In the first six months after starting up, we had no funding and no clear revenue model. In those days, I constantly felt like giving up. Even later on as we started to become profitable, sales were still spotty. We would have six months where we would be selling a fair bit, while the following six months of the year would be very quiet. During those latter six months, watching our bank balance go down steadily was quite stressful – we were also fearful of not being able to pay the salaries of the staff who joined us.
Lim also experienced a period of depression following the resignation of one of their working partners. “I remember being very worried [at that time], but fortunately the rest of my partners rallied together and closed ranks even more. So we went through that period quite okay.”
The early days of any startup are always the most challenging, so the onset of emotional stress comes as expected for most entrepreneurs. Feeling a bout of worry over a key member of the team also seems par for course.
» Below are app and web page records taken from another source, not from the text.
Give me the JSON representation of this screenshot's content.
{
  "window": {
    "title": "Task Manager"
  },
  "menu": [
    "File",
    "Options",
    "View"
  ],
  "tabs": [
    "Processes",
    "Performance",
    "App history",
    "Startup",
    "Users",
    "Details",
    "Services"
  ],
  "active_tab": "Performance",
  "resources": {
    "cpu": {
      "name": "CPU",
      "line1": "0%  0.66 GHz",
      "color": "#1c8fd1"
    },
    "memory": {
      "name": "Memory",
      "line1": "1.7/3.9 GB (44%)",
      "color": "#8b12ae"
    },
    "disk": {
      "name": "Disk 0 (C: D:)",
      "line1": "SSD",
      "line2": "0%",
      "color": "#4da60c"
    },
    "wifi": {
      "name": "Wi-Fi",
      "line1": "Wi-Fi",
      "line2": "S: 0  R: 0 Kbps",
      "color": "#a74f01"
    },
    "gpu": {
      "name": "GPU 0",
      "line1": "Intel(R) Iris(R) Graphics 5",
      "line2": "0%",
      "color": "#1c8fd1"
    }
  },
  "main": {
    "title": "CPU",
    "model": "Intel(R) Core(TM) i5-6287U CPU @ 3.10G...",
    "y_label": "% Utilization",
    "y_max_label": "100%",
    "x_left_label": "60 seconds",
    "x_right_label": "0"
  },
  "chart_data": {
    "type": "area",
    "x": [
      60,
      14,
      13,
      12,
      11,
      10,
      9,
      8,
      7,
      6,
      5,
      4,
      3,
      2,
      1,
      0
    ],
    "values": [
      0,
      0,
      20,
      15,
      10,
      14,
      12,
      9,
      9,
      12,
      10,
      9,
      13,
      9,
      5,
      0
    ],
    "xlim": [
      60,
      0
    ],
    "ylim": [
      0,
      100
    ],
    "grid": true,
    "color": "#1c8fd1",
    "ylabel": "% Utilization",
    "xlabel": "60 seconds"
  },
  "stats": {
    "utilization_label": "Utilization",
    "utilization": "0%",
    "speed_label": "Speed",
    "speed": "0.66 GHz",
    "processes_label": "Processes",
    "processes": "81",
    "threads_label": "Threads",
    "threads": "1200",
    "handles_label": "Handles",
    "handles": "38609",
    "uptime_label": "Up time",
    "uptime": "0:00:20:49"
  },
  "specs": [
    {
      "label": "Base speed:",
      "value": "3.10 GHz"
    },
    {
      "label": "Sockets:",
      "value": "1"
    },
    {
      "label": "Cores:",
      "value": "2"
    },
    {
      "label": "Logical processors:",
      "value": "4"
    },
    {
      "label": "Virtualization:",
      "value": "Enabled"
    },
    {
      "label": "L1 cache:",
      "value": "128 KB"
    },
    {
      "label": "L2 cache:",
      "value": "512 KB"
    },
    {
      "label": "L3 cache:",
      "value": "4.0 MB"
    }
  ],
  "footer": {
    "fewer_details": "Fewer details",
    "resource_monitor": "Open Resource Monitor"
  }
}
However, Lim also faced a huge amount of stress at a rather unlikely period of time – two years after the sale of JobsCentral.
“I was reaching the end of my earn-out, and had to decide if I was still the right person to continue leading the company,” Lim says. “This led to a lot of soul searching as I had to be sure what I was doing was best for the company, my staff, and of course for myself. During that period, I became disengaged, and for the first time in life I did not feel happy at work.”
Finding solace on a lonely journey
For most entrepreneurs, the journey to success is often a lonesome one, fraught with insecurities – especially for solo founders. Steven Goh, CEO and founder of mobile chat firm migme, did not mince his words when he described his own path.
“It’s lonely and it’s hard. People say it’s lonely being a CEO – it’s even more so as both a founder and CEO,” he says. “During your down moments [...] no one is going to get you out of wherever you are but yourself.”
Goh has experienced his fair share of down moments. Just last year, he was wrongly accused of infidelity by a major news outlet in Singapore, though they eventually retracted the article and issued an apology.
How does one claw his or her way through the valleys of depression and come out the other end victorious? As an optimist by nature, Lim found that it was easier for him to shrug off negative emotions compared to others. Most importantly, however, he stressed the necessity of having loved ones and close entrepreneur friends to support him. Lim considers himself especially fortunate that his co-founder, Huang Shao-Ning, is his better half in life.
“In the early days [when sales were slow], it was Shao-Ning who knocked some sense into me, and we pivoted our business into campus recruitment,” he shares. “I am lucky that we can always confide in each other our fears of business risk and failure.”
The backing of family members also kept him afloat while he struggled to get back on his feet. “I had supportive parents in the sense that they helped supplement our initial income, and later also helped us to look after our kids as they came along,” he explains.
Lim believes that fears and struggles should only be shared among a select group of people. He says:
Only privately, either with loved ones or with fellow entrepreneurs, can we share how we actually feel and the fears we have. For the sake of our own sanity, I think it is best to have a regular group of entrepreneur friends or loved ones who understand what you are going through and who can listen to you.
Goh takes a different stance that is befitting of a solo founder when it comes to fighting the good fight. “Here’s my advice to young entrepreneurs: get over it, and be responsible for yourself. When people say it’s 1% inspiration and 99% perspiration, they’re actually dramatically understating the amount of perspiration involved,” he says. “If the vision is worthwhile, stay focused on it and as the Nike ad says, ‘Just Do It’.”
(Image credit: Flickr user tokyoform)Editing by Steven Millward, Josh Horwitz and Paul Bischoff